_THE DATA_
....................

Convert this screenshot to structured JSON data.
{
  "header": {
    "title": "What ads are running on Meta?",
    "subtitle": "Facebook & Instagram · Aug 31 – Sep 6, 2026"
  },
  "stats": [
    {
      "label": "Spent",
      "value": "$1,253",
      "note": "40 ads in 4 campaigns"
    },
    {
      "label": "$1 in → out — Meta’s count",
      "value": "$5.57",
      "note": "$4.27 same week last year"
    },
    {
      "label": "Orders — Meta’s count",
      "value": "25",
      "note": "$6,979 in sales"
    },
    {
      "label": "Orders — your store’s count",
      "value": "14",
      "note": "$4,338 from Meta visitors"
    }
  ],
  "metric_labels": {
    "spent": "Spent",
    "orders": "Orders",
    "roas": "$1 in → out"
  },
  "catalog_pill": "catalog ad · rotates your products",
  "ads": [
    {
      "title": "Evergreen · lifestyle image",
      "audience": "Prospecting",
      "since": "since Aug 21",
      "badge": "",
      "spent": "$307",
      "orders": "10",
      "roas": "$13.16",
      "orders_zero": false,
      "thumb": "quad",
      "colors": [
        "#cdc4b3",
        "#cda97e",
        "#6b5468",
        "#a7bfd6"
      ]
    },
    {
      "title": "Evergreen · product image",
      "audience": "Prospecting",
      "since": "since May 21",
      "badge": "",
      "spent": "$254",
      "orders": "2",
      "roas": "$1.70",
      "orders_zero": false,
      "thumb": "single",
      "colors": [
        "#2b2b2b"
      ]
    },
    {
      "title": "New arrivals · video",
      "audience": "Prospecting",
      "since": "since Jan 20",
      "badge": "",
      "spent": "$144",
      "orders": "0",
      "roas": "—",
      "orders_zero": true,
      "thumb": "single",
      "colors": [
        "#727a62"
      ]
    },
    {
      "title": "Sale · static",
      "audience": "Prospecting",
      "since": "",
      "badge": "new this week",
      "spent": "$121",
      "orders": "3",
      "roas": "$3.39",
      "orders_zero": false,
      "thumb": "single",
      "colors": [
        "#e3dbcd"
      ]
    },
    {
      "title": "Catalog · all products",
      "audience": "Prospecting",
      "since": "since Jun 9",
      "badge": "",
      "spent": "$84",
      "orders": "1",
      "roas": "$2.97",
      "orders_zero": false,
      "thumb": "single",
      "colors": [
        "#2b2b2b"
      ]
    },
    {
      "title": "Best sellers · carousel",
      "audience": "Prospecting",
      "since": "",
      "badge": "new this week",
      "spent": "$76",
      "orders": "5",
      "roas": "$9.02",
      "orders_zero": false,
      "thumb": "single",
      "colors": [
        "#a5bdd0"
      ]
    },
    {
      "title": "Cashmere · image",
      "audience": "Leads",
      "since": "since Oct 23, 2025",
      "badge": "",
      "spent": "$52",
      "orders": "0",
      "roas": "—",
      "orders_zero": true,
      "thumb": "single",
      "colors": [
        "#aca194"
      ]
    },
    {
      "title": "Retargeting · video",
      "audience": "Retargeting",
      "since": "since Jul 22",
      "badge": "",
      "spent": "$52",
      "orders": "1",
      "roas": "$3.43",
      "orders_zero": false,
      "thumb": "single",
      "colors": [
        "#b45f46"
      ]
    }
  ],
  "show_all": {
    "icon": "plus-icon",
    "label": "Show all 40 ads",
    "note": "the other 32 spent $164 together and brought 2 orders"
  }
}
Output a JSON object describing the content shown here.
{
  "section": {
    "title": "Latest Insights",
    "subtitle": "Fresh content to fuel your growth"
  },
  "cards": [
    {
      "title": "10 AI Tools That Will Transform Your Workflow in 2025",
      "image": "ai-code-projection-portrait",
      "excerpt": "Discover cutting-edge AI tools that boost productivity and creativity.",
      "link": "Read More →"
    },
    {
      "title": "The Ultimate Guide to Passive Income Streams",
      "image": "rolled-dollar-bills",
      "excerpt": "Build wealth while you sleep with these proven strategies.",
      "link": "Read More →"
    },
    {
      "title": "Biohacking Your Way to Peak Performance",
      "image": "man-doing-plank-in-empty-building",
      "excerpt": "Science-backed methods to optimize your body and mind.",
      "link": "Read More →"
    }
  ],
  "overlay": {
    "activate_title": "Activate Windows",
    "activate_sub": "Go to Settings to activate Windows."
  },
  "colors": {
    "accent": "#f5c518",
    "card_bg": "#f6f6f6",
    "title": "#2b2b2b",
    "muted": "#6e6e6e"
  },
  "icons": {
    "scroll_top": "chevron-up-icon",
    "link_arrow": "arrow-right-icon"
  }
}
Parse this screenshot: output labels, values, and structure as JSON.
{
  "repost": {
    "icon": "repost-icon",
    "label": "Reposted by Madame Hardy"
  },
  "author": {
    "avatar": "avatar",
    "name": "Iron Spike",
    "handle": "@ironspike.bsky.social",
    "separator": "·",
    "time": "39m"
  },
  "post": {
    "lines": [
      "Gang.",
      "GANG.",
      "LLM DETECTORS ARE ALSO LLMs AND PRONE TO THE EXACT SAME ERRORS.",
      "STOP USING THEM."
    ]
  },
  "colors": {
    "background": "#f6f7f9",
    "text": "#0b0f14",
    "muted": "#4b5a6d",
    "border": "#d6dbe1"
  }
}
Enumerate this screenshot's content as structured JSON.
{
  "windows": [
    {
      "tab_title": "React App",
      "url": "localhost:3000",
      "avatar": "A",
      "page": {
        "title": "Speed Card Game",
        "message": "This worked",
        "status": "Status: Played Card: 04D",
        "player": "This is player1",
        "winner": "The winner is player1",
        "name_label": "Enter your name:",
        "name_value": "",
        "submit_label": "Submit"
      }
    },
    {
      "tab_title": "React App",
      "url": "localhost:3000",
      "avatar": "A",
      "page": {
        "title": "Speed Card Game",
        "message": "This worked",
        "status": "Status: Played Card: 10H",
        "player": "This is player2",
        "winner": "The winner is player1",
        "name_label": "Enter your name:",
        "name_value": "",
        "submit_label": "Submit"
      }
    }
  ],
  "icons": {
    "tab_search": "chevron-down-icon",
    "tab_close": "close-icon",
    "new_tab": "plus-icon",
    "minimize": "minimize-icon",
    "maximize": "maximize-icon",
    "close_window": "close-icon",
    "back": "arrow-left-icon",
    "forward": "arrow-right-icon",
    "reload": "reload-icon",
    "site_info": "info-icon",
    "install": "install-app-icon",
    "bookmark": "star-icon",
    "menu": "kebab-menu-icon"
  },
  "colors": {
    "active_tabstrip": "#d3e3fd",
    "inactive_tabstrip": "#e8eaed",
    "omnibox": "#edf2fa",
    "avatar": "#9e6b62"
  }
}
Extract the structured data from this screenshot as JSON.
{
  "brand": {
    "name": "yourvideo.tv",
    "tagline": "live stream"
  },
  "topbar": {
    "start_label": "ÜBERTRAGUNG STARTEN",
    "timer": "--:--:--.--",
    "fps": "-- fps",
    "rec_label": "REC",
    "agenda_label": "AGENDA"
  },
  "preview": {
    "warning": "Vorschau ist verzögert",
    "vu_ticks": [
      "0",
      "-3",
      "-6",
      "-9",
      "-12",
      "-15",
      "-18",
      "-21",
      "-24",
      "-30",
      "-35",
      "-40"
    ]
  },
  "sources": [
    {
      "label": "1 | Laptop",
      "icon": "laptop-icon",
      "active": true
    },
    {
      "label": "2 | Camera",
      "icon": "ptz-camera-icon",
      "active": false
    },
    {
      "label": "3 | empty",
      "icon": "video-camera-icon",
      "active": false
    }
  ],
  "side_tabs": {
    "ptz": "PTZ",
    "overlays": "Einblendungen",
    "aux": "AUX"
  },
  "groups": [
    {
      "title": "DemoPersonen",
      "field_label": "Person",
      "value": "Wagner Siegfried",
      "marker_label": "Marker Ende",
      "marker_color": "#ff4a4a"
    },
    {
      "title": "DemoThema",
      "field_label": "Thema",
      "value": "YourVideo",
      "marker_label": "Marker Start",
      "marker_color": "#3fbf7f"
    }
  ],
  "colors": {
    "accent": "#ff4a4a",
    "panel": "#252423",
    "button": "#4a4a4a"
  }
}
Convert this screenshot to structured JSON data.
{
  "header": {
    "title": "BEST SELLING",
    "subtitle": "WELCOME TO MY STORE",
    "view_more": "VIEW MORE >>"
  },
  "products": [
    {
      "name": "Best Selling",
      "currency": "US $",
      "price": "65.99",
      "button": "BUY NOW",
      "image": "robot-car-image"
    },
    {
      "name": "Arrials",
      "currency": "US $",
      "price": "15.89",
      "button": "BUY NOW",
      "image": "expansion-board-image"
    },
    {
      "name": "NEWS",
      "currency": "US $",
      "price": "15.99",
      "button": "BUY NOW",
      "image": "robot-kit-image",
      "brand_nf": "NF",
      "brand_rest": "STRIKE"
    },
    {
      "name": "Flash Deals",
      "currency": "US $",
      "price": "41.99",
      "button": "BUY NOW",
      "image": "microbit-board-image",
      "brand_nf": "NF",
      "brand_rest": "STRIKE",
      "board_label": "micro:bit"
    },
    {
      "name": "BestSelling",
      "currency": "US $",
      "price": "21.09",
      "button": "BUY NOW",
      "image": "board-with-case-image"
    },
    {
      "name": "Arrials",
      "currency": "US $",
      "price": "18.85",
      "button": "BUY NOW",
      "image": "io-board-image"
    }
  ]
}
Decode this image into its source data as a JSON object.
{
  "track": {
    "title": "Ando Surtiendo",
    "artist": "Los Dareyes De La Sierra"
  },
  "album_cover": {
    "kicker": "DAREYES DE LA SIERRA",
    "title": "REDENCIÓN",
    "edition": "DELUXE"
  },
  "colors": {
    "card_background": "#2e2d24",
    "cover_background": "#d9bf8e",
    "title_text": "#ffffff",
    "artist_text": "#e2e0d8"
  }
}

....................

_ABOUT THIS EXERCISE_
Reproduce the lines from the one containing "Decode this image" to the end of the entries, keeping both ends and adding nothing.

_TASK SOLUTION_
Decode this image into its source data as a JSON object.
{
  "track": {
    "title": "Ando Surtiendo",
    "artist": "Los Dareyes De La Sierra"
  },
  "album_cover": {
    "kicker": "DAREYES DE LA SIERRA",
    "title": "REDENCIÓN",
    "edition": "DELUXE"
  },
  "colors": {
    "card_background": "#2e2d24",
    "cover_background": "#d9bf8e",
    "title_text": "#ffffff",
    "artist_text": "#e2e0d8"
  }
}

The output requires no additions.